Jews and Book Burning
This daf has an interesting example of early Jewish-Christian polemics. The discussion of whether to save the books of the heretics ספרי מינין from a fire on Shabbat brings some very fiery statements itself. Rabbi Tarfon vows to burn all such books, Rabbi Yishmael advocates burning even God’s name in these books and Rabban Gamliel and his clever sister Ima Shalom, have a teasing debate with a “philosopher,” clearly a Jewish Christian as well.
How do we know that these heretical books are Christian ones? The Gemara was censored at a certain point and derogatory references to Christianity were expunged but the manuscripts show us what was really said (and today the Steinsaltz Gemara publishes the censored version so check it out there). At the end of amud alef, we have an interesting note: Rabbi Meir would call them “Aven Gilyon” and Rabbi Yochanan would call them “Avon Gilyon.” What are these mysterious evil or sinning gilyonot? The Tannaim are playing on the word “evangeles” or what is know in English as the Gospels.
Later there is another censored word: when the philosopher speaks to Ima Shalom (amud bet) he tells her that today the Torah is irrelevant and we must follow the “Avon Gilyon.”
The polemics here are between Jews and Jewish Christians. We are still at an early stage in Christianity where the missionizing was mostly aimed at Jews. In Eretz Yisrael, Jews often lived as neighbors with Jewish Christians. A great example of this is the Jewish town of
Kfar Nahum, or Capernaumas it is known in English. If you go there today, you can see, side by side, the imposing synagogue of the town and the remains of Peter’s house where tradition held that followers of Jesus gathered to pray (today a massive modern church is built above). Here is a view of the synagogue from Peter’s house:
And here is a drawing with the house in the top left corner and the synagogue in the bottom right:

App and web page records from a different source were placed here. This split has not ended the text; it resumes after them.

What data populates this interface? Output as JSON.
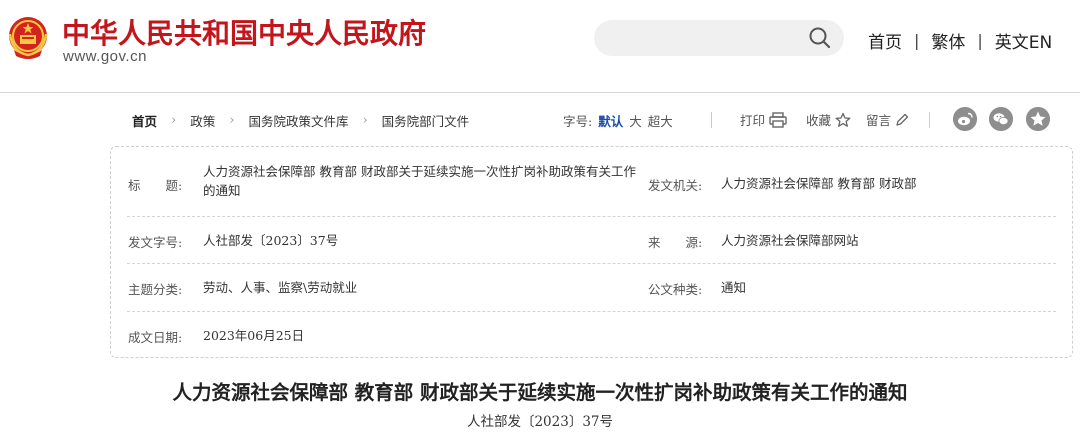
{
  "header": {
    "site_title": "中华人民共和国中央人民政府",
    "site_url": "www.gov.cn",
    "search_placeholder": "",
    "nav": [
      "首页",
      "繁体",
      "英文EN"
    ],
    "brand_color": "#c3161c"
  },
  "breadcrumb": {
    "items": [
      "首页",
      "政策",
      "国务院政策文件库",
      "国务院部门文件"
    ]
  },
  "font_size": {
    "label": "字号:",
    "options": [
      "默认",
      "大",
      "超大"
    ],
    "active": "默认"
  },
  "tools": {
    "print": "打印",
    "favorite": "收藏",
    "comment": "留言"
  },
  "share": {
    "icons": [
      "weibo-icon",
      "wechat-icon",
      "qzone-icon"
    ]
  },
  "info": {
    "title_label": "标　　题:",
    "title_value": "人力资源社会保障部 教育部 财政部关于延续实施一次性扩岗补助政策有关工作的通知",
    "issuer_label": "发文机关:",
    "issuer_value": "人力资源社会保障部 教育部 财政部",
    "doc_no_label": "发文字号:",
    "doc_no_value": "人社部发〔2023〕37号",
    "source_label": "来　　源:",
    "source_value": "人力资源社会保障部网站",
    "topic_label": "主题分类:",
    "topic_value": "劳动、人事、监察\\劳动就业",
    "doc_type_label": "公文种类:",
    "doc_type_value": "通知",
    "date_label": "成文日期:",
    "date_value": "2023年06月25日"
  },
  "document": {
    "title": "人力资源社会保障部 教育部 财政部关于延续实施一次性扩岗补助政策有关工作的通知",
    "number": "人社部发〔2023〕37号"
  }
}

Living in such close proximity meant that the Jews had to be militant in guarding against Christian influences. Therefore, the Tannaim of our daf: Rabban Gamliel (and Ima Shalom) of the third generation, Rabbis Tarfon and Yishmael of the fourth generation and Rabbi Meir of the fifth generation – are all from the early years of this Jewish-Christian struggle. Later this issue fades from importance as the two religions separate and become increasingly different.